### Exercise prompt
For each entry, repeat the text exactly and omit any picture it holds.
*** Supplied records Section Begins ***
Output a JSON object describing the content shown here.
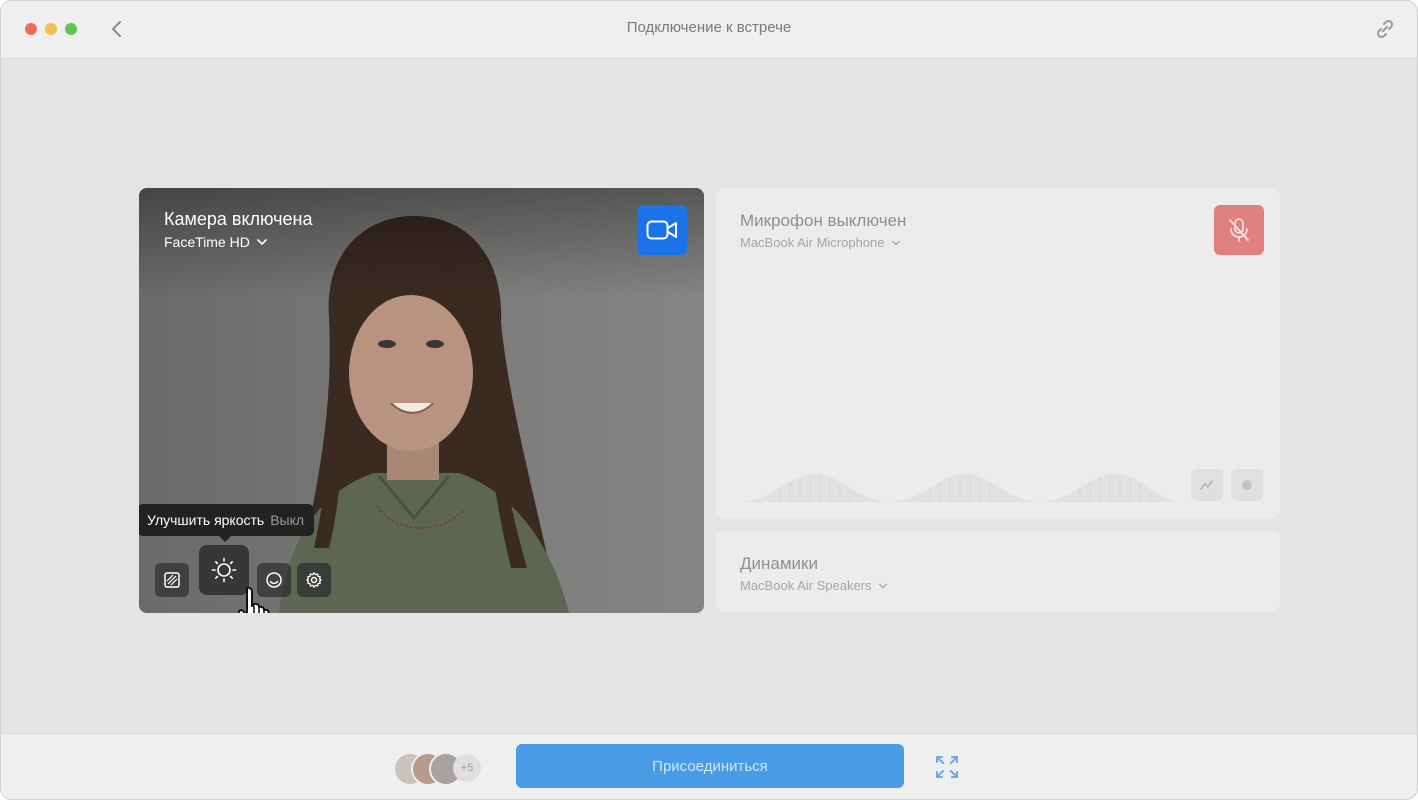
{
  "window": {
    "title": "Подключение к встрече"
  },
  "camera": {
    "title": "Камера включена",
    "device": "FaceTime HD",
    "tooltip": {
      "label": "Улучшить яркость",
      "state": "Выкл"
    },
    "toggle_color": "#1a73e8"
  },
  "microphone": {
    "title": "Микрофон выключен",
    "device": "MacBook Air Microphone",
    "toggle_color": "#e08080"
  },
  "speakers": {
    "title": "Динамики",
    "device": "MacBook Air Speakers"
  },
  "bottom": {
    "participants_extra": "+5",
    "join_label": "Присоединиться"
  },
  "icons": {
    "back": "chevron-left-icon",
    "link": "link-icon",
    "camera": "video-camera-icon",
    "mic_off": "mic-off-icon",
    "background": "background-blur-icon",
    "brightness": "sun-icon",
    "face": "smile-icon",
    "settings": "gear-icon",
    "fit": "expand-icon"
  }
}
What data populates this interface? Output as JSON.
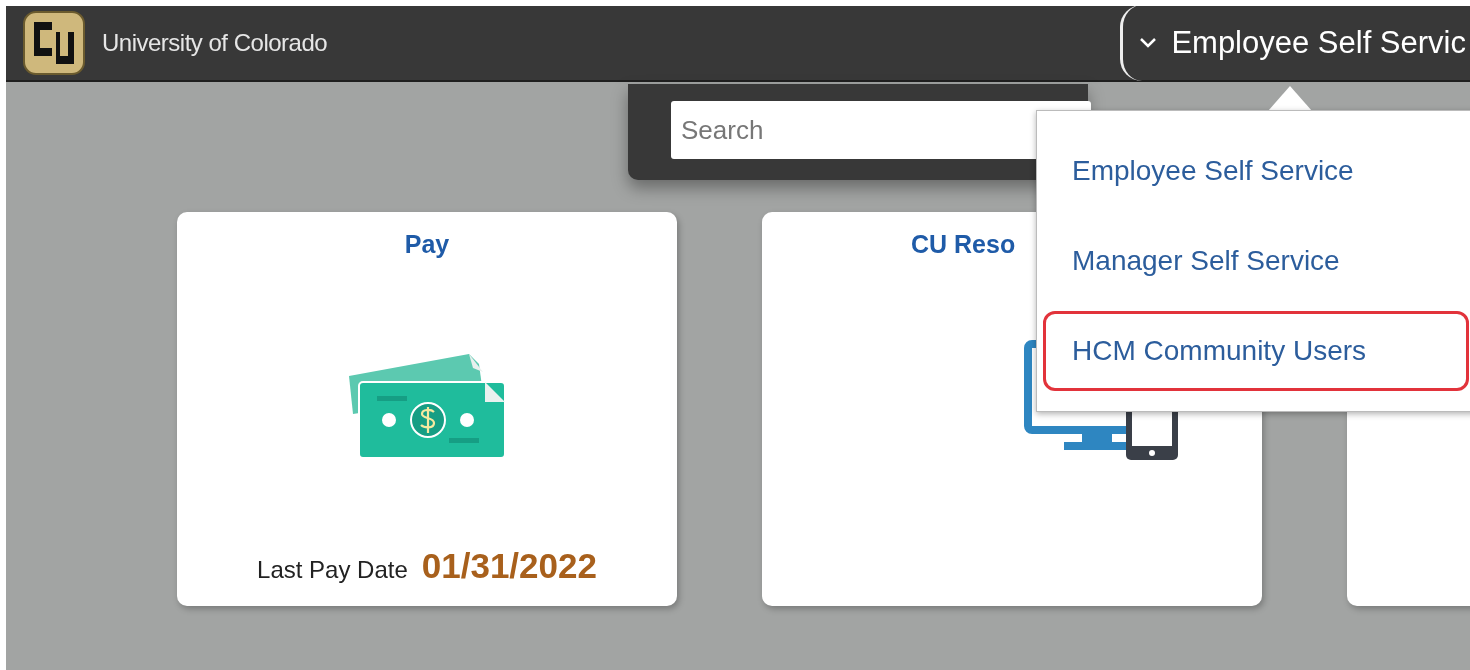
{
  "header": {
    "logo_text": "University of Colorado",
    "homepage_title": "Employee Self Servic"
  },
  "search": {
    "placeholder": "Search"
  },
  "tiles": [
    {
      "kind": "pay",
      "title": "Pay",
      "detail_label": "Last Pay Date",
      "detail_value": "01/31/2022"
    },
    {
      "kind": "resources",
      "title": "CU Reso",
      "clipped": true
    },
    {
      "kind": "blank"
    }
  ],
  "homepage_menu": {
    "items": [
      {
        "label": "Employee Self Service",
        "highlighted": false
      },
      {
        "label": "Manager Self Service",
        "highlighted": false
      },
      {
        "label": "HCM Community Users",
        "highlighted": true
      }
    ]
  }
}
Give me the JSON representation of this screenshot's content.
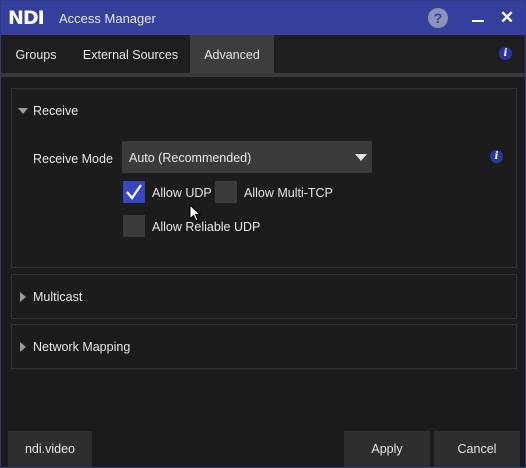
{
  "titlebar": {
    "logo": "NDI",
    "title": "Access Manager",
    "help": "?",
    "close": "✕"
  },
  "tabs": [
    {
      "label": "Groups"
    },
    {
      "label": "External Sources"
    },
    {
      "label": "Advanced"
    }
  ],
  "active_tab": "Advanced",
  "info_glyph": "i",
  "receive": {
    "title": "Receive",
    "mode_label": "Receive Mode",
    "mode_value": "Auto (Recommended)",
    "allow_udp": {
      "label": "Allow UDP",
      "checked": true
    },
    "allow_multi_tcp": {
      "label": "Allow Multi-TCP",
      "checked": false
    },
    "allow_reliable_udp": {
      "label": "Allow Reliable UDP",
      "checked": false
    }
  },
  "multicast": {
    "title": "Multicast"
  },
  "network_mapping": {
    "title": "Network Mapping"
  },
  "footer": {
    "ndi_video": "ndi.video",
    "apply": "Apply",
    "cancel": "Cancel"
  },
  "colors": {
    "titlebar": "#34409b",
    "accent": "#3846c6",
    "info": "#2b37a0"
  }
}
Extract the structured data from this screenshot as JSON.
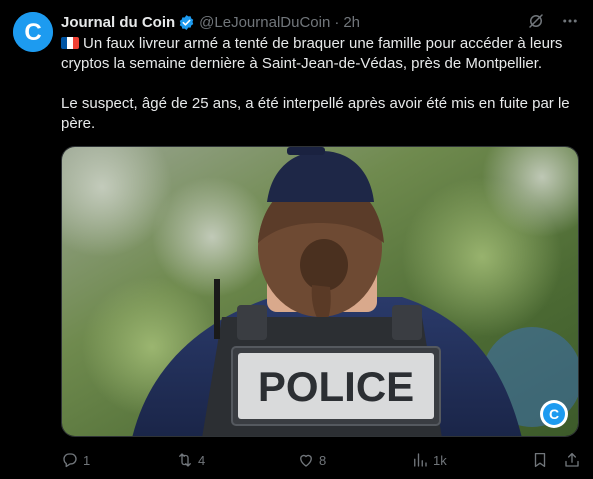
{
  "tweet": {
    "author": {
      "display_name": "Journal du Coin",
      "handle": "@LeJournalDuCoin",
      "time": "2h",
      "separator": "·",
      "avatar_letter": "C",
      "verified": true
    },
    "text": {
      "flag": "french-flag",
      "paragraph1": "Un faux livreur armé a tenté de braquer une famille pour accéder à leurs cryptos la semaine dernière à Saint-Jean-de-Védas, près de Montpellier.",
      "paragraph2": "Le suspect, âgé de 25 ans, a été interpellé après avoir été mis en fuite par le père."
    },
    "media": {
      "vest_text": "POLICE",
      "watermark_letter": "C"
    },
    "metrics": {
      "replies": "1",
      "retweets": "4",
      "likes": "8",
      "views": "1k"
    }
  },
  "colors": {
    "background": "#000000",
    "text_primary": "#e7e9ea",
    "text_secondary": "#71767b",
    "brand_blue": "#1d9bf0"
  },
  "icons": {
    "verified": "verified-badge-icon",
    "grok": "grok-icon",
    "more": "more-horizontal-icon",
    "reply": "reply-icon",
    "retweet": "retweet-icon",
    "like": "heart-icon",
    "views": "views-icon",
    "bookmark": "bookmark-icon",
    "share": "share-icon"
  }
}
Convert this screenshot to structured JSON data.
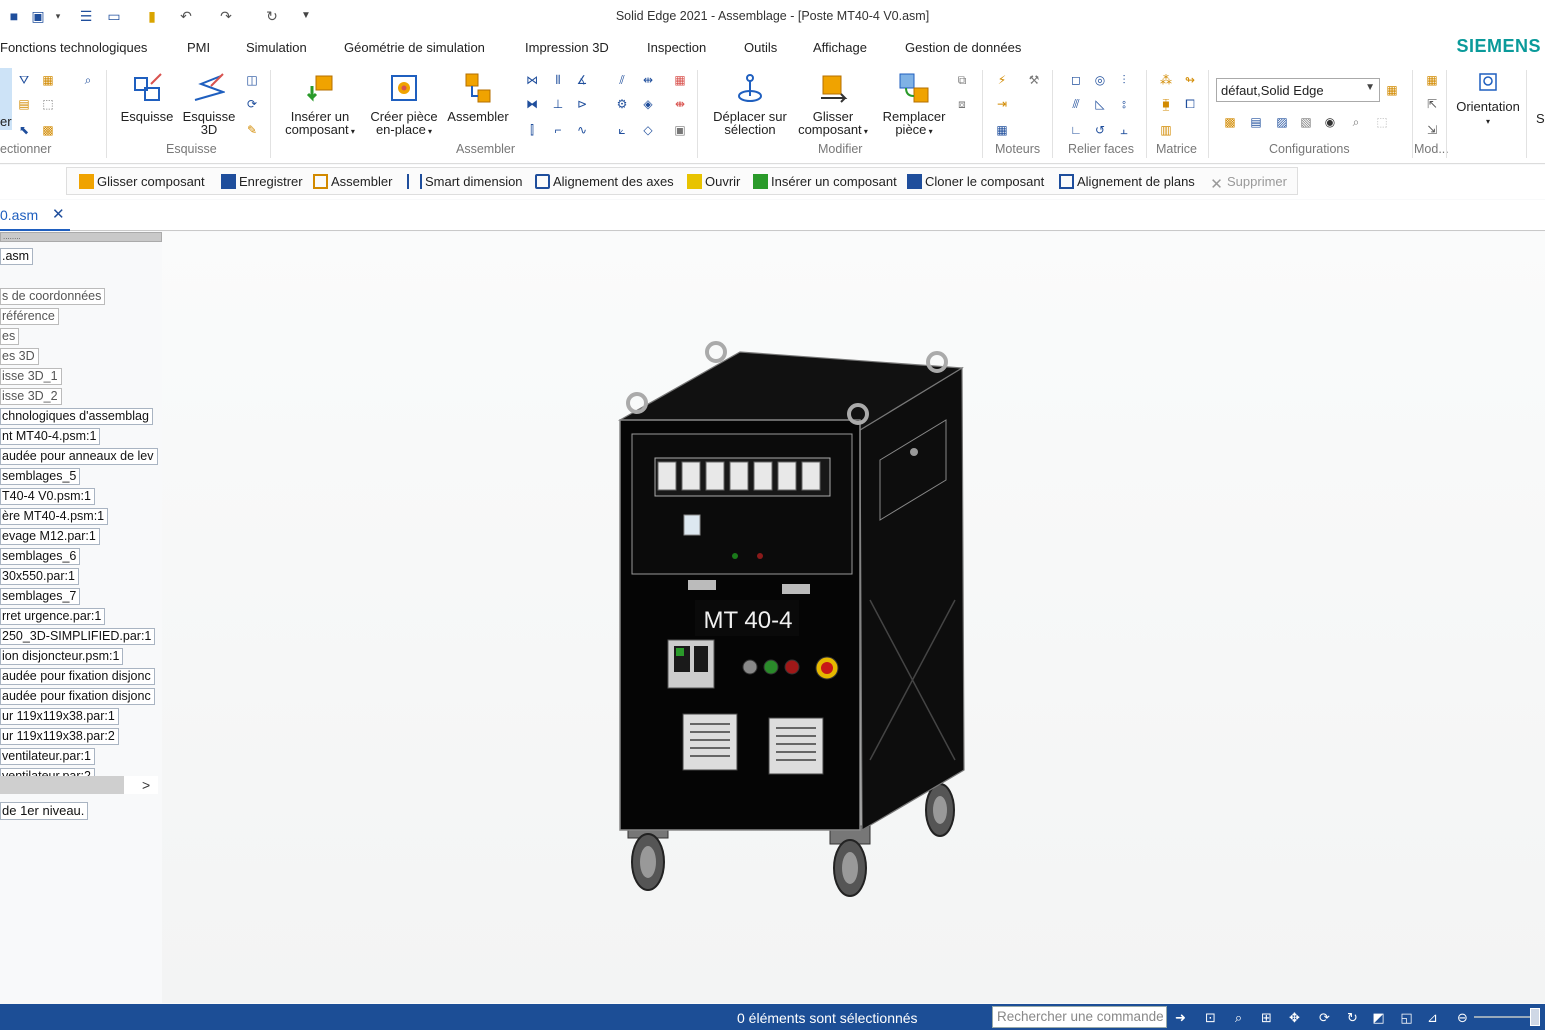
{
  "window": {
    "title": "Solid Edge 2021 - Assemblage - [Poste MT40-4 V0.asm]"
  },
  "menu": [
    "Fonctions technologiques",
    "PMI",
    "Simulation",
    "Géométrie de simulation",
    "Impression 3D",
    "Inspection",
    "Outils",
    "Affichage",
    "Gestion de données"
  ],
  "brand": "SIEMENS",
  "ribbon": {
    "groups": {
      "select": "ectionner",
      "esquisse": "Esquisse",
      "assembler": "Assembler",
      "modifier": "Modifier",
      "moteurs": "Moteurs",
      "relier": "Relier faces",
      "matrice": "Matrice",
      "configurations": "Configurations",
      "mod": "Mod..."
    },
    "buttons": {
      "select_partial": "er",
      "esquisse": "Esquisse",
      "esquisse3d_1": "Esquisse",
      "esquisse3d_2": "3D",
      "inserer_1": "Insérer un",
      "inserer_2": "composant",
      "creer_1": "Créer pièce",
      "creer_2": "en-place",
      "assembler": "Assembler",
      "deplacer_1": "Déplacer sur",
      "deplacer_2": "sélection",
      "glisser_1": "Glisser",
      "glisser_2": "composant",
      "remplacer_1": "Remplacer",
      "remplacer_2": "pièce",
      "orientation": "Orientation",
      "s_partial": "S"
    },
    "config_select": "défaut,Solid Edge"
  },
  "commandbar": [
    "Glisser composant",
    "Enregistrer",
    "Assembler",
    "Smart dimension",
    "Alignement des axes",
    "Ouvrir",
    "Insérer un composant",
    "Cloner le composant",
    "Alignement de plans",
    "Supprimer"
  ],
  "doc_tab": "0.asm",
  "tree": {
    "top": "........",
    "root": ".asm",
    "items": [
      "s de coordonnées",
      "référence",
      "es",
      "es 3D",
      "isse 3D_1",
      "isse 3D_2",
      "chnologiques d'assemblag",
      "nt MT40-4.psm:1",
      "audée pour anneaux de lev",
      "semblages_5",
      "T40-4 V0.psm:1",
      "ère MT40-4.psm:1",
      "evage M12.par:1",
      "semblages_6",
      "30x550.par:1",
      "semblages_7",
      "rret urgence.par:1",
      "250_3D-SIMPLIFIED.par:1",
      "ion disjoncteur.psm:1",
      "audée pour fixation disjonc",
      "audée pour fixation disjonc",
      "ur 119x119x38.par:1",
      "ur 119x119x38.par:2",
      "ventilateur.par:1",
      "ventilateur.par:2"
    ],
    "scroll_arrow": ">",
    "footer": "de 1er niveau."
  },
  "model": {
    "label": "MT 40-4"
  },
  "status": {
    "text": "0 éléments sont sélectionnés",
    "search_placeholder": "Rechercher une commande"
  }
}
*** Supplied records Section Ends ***
### Solution for this exercise
Output a JSON object describing the content shown here.
{
  "window": {
    "title": "Подключение к встрече"
  },
  "camera": {
    "title": "Камера включена",
    "device": "FaceTime HD",
    "tooltip": {
      "label": "Улучшить яркость",
      "state": "Выкл"
    },
    "toggle_color": "#1a73e8"
  },
  "microphone": {
    "title": "Микрофон выключен",
    "device": "MacBook Air Microphone",
    "toggle_color": "#e08080"
  },
  "speakers": {
    "title": "Динамики",
    "device": "MacBook Air Speakers"
  },
  "bottom": {
    "participants_extra": "+5",
    "join_label": "Присоединиться"
  },
  "icons": {
    "back": "chevron-left-icon",
    "link": "link-icon",
    "camera": "video-camera-icon",
    "mic_off": "mic-off-icon",
    "background": "background-blur-icon",
    "brightness": "sun-icon",
    "face": "smile-icon",
    "settings": "gear-icon",
    "fit": "expand-icon"
  }
}
What data populates this interface? Output as JSON.
{
  "header": {
    "logo_text": "University of Colorado",
    "homepage_title": "Employee Self Servic"
  },
  "search": {
    "placeholder": "Search"
  },
  "tiles": [
    {
      "kind": "pay",
      "title": "Pay",
      "detail_label": "Last Pay Date",
      "detail_value": "01/31/2022"
    },
    {
      "kind": "resources",
      "title": "CU Reso",
      "clipped": true
    },
    {
      "kind": "blank"
    }
  ],
  "homepage_menu": {
    "items": [
      {
        "label": "Employee Self Service",
        "highlighted": false
      },
      {
        "label": "Manager Self Service",
        "highlighted": false
      },
      {
        "label": "HCM Community Users",
        "highlighted": true
      }
    ]
  }
}
Give me the JSON representation of this screenshot's content.
{
  "titlebar": {
    "logo": "NDI",
    "title": "Access Manager",
    "help": "?",
    "close": "✕"
  },
  "tabs": [
    {
      "label": "Groups"
    },
    {
      "label": "External Sources"
    },
    {
      "label": "Advanced"
    }
  ],
  "active_tab": "Advanced",
  "info_glyph": "i",
  "receive": {
    "title": "Receive",
    "mode_label": "Receive Mode",
    "mode_value": "Auto (Recommended)",
    "allow_udp": {
      "label": "Allow UDP",
      "checked": true
    },
    "allow_multi_tcp": {
      "label": "Allow Multi-TCP",
      "checked": false
    },
    "allow_reliable_udp": {
      "label": "Allow Reliable UDP",
      "checked": false
    }
  },
  "multicast": {
    "title": "Multicast"
  },
  "network_mapping": {
    "title": "Network Mapping"
  },
  "footer": {
    "ndi_video": "ndi.video",
    "apply": "Apply",
    "cancel": "Cancel"
  },
  "colors": {
    "titlebar": "#34409b",
    "accent": "#3846c6",
    "info": "#2b37a0"
  }
}
Extract the structured data from this screenshot as JSON.
{
  "tweet": {
    "author": {
      "display_name": "Journal du Coin",
      "handle": "@LeJournalDuCoin",
      "time": "2h",
      "separator": "·",
      "avatar_letter": "C",
      "verified": true
    },
    "text": {
      "flag": "french-flag",
      "paragraph1": "Un faux livreur armé a tenté de braquer une famille pour accéder à leurs cryptos la semaine dernière à Saint-Jean-de-Védas, près de Montpellier.",
      "paragraph2": "Le suspect, âgé de 25 ans, a été interpellé après avoir été mis en fuite par le père."
    },
    "media": {
      "vest_text": "POLICE",
      "watermark_letter": "C"
    },
    "metrics": {
      "replies": "1",
      "retweets": "4",
      "likes": "8",
      "views": "1k"
    }
  },
  "colors": {
    "background": "#000000",
    "text_primary": "#e7e9ea",
    "text_secondary": "#71767b",
    "brand_blue": "#1d9bf0"
  },
  "icons": {
    "verified": "verified-badge-icon",
    "grok": "grok-icon",
    "more": "more-horizontal-icon",
    "reply": "reply-icon",
    "retweet": "retweet-icon",
    "like": "heart-icon",
    "views": "views-icon",
    "bookmark": "bookmark-icon",
    "share": "share-icon"
  }
}
Convert this screenshot to structured JSON data.
{
  "window": {
    "title": "Solid Edge 2021 - Assemblage - [Poste MT40-4 V0.asm]"
  },
  "menu": [
    "Fonctions technologiques",
    "PMI",
    "Simulation",
    "Géométrie de simulation",
    "Impression 3D",
    "Inspection",
    "Outils",
    "Affichage",
    "Gestion de données"
  ],
  "brand": "SIEMENS",
  "ribbon": {
    "groups": {
      "select": "ectionner",
      "esquisse": "Esquisse",
      "assembler": "Assembler",
      "modifier": "Modifier",
      "moteurs": "Moteurs",
      "relier": "Relier faces",
      "matrice": "Matrice",
      "configurations": "Configurations",
      "mod": "Mod..."
    },
    "buttons": {
      "select_partial": "er",
      "esquisse": "Esquisse",
      "esquisse3d_1": "Esquisse",
      "esquisse3d_2": "3D",
      "inserer_1": "Insérer un",
      "inserer_2": "composant",
      "creer_1": "Créer pièce",
      "creer_2": "en-place",
      "assembler": "Assembler",
      "deplacer_1": "Déplacer sur",
      "deplacer_2": "sélection",
      "glisser_1": "Glisser",
      "glisser_2": "composant",
      "remplacer_1": "Remplacer",
      "remplacer_2": "pièce",
      "orientation": "Orientation",
      "s_partial": "S"
    },
    "config_select": "défaut,Solid Edge"
  },
  "commandbar": [
    "Glisser composant",
    "Enregistrer",
    "Assembler",
    "Smart dimension",
    "Alignement des axes",
    "Ouvrir",
    "Insérer un composant",
    "Cloner le composant",
    "Alignement de plans",
    "Supprimer"
  ],
  "doc_tab": "0.asm",
  "tree": {
    "top": "........",
    "root": ".asm",
    "items": [
      "s de coordonnées",
      "référence",
      "es",
      "es 3D",
      "isse 3D_1",
      "isse 3D_2",
      "chnologiques d'assemblag",
      "nt MT40-4.psm:1",
      "audée pour anneaux de lev",
      "semblages_5",
      "T40-4 V0.psm:1",
      "ère MT40-4.psm:1",
      "evage M12.par:1",
      "semblages_6",
      "30x550.par:1",
      "semblages_7",
      "rret urgence.par:1",
      "250_3D-SIMPLIFIED.par:1",
      "ion disjoncteur.psm:1",
      "audée pour fixation disjonc",
      "audée pour fixation disjonc",
      "ur 119x119x38.par:1",
      "ur 119x119x38.par:2",
      "ventilateur.par:1",
      "ventilateur.par:2"
    ],
    "scroll_arrow": ">",
    "footer": "de 1er niveau."
  },
  "model": {
    "label": "MT 40-4"
  },
  "status": {
    "text": "0 éléments sont sélectionnés",
    "search_placeholder": "Rechercher une commande"
  }
}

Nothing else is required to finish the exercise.